Prime Minister Tsutomu Hata accepted the resignation of Justice Minister Shigeto Nagano on Saturday, three days after Nagano called the 1937 Rape of Nanking a fabrication and denied that Japan was guilty of aggression in World War II.
It was the third time since 1986 that a Japanese Cabinet minister has resigned or was fired for making revisionist statements about World War II.
The move came a day after Nagano apologized and withdrew his statements published Wednesday. Hata, winding up a European trip in Brussels, rebuked Nagano on Friday but said he would like to retain him. Hata said then that the Japanese government was informing China and South Korea, both of which protested officially, of Nagano’s “true intentions” and hoped they would understand.
On Saturday, however, Hata said Japan could not afford to allow repercussions in neighboring countries to spread. Demands for Nagano’s ouster had also increased at home.
Nagano, 71, a former chief of staff of Japan’s postwar army and a member of Hata’s Renewal Party, took the initiative in offering his resignation. Hata accepted it Saturday night after returning to Tokyo.
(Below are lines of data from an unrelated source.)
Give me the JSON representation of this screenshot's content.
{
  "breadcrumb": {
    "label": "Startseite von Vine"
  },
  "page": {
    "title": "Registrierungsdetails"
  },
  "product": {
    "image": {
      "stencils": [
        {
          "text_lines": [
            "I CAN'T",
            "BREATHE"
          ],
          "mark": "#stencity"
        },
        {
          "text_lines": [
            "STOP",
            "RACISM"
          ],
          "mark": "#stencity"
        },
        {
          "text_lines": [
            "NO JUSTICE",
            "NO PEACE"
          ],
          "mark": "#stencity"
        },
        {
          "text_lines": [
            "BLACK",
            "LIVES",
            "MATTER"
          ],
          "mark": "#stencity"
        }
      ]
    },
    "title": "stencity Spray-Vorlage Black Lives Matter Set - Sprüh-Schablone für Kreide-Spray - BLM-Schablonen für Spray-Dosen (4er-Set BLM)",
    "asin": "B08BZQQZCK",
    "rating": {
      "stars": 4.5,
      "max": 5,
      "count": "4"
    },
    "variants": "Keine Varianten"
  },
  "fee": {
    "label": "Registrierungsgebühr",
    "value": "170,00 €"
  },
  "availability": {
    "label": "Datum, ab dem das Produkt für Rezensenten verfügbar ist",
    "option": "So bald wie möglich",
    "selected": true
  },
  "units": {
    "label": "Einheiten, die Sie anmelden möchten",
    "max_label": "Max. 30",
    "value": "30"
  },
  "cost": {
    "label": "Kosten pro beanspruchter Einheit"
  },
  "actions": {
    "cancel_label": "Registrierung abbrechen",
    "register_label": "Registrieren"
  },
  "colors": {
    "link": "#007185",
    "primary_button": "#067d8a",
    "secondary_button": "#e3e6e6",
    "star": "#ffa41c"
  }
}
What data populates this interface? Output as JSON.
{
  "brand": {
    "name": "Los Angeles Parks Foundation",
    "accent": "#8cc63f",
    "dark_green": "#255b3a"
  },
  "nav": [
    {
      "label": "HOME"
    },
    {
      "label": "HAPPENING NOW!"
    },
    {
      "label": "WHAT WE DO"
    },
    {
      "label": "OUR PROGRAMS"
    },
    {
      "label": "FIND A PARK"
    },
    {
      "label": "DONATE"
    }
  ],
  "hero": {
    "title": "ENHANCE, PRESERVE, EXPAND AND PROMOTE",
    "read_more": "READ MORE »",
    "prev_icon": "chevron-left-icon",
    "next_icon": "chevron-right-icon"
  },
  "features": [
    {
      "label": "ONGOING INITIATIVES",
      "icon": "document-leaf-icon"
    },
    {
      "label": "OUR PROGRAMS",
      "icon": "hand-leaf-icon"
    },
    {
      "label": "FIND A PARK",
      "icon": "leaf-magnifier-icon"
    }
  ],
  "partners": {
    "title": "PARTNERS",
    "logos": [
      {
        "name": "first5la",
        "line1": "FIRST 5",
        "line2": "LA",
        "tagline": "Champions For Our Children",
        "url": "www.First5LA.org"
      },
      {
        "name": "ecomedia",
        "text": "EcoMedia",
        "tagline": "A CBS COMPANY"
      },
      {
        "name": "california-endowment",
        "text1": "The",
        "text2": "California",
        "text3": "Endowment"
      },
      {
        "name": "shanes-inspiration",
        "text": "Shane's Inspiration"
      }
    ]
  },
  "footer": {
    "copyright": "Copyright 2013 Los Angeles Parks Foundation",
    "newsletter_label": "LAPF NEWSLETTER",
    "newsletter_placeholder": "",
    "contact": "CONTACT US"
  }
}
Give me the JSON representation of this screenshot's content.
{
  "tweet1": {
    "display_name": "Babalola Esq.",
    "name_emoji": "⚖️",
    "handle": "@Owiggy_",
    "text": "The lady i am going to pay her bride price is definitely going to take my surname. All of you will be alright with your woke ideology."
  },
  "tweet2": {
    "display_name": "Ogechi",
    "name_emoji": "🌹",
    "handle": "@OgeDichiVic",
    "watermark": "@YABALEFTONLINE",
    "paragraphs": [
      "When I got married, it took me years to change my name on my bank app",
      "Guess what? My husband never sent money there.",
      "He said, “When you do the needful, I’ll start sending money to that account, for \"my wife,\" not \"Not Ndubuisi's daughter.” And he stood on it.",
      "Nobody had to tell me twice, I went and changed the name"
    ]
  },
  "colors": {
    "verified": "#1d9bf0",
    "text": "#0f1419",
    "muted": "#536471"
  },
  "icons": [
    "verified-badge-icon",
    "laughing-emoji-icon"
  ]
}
“I apologize from the bottom of my heart for the shock and rage my inappropriate remarks gave to our neighboring countries, and the disturbance and anxiety they caused to our own people,” Nagano said Saturday night.
Nagano’s initial claim that Japanese troops did not kill tens of thousands of Chinese soldiers and civilians and indiscriminately rape women after seizing Nanking (now known as Nanjing) in 1937 and his insistence that Japan intended to “liberate colonies” in its 1931-1945 Pacific war inflicted a serious wound on a new foreign policy Japan adopted last August.
Hata, now the head of a shaky minority coalition government installed only nine days ago, named Hiroshi Nakai, 51, deputy secretary general of the middle-of-the-road Democratic Socialist Party, to replace Nagano.
Must-read stories from the L.A. Times
Get the day's top news with our Today's Headlines newsletter, sent every weekday morning.
You may occasionally receive promotional content from the Los Angeles Times.